Component data from apps and pages:
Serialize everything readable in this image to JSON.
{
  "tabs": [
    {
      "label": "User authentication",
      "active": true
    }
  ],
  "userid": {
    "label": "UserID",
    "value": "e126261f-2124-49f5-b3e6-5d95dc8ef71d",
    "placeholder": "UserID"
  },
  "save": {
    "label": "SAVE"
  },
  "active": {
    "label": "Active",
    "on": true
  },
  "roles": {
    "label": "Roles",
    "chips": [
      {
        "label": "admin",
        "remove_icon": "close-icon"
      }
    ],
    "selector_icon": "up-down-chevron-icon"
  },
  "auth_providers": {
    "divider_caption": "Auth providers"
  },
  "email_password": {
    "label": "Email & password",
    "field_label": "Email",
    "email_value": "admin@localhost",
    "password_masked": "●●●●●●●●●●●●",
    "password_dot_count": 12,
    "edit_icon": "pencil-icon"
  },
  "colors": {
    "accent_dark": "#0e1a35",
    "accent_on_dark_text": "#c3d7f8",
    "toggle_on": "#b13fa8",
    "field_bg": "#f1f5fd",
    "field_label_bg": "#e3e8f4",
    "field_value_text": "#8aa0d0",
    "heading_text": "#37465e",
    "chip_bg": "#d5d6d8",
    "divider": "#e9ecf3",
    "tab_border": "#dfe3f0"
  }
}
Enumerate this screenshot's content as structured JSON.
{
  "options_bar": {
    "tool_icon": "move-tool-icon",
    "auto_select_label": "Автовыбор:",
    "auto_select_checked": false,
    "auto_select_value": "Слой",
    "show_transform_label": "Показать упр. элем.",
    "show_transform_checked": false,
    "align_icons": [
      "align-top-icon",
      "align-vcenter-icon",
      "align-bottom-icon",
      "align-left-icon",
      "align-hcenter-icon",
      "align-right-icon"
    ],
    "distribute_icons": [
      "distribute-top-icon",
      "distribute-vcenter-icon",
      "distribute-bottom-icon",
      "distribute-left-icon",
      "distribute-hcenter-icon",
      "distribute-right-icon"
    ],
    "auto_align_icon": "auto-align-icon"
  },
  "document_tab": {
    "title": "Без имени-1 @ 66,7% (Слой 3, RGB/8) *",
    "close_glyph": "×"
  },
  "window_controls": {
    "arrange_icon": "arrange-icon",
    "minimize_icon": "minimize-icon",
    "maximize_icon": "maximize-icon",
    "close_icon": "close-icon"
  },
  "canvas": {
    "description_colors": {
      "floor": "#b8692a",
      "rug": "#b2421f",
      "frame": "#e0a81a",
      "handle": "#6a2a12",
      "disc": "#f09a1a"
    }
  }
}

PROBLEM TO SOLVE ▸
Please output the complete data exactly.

YOUR RESPONSE ▸
Serialize everything readable in this image to JSON.
{
  "tabs": [
    {
      "label": "User authentication",
      "active": true
    }
  ],
  "userid": {
    "label": "UserID",
    "value": "e126261f-2124-49f5-b3e6-5d95dc8ef71d",
    "placeholder": "UserID"
  },
  "save": {
    "label": "SAVE"
  },
  "active": {
    "label": "Active",
    "on": true
  },
  "roles": {
    "label": "Roles",
    "chips": [
      {
        "label": "admin",
        "remove_icon": "close-icon"
      }
    ],
    "selector_icon": "up-down-chevron-icon"
  },
  "auth_providers": {
    "divider_caption": "Auth providers"
  },
  "email_password": {
    "label": "Email & password",
    "field_label": "Email",
    "email_value": "admin@localhost",
    "password_masked": "●●●●●●●●●●●●",
    "password_dot_count": 12,
    "edit_icon": "pencil-icon"
  },
  "colors": {
    "accent_dark": "#0e1a35",
    "accent_on_dark_text": "#c3d7f8",
    "toggle_on": "#b13fa8",
    "field_bg": "#f1f5fd",
    "field_label_bg": "#e3e8f4",
    "field_value_text": "#8aa0d0",
    "heading_text": "#37465e",
    "chip_bg": "#d5d6d8",
    "divider": "#e9ecf3",
    "tab_border": "#dfe3f0"
  }
}
Enumerate this screenshot's content as structured JSON.
{
  "options_bar": {
    "tool_icon": "move-tool-icon",
    "auto_select_label": "Автовыбор:",
    "auto_select_checked": false,
    "auto_select_value": "Слой",
    "show_transform_label": "Показать упр. элем.",
    "show_transform_checked": false,
    "align_icons": [
      "align-top-icon",
      "align-vcenter-icon",
      "align-bottom-icon",
      "align-left-icon",
      "align-hcenter-icon",
      "align-right-icon"
    ],
    "distribute_icons": [
      "distribute-top-icon",
      "distribute-vcenter-icon",
      "distribute-bottom-icon",
      "distribute-left-icon",
      "distribute-hcenter-icon",
      "distribute-right-icon"
    ],
    "auto_align_icon": "auto-align-icon"
  },
  "document_tab": {
    "title": "Без имени-1 @ 66,7% (Слой 3, RGB/8) *",
    "close_glyph": "×"
  },
  "window_controls": {
    "arrange_icon": "arrange-icon",
    "minimize_icon": "minimize-icon",
    "maximize_icon": "maximize-icon",
    "close_icon": "close-icon"
  },
  "canvas": {
    "description_colors": {
      "floor": "#b8692a",
      "rug": "#b2421f",
      "frame": "#e0a81a",
      "handle": "#6a2a12",
      "disc": "#f09a1a"
    }
  }
}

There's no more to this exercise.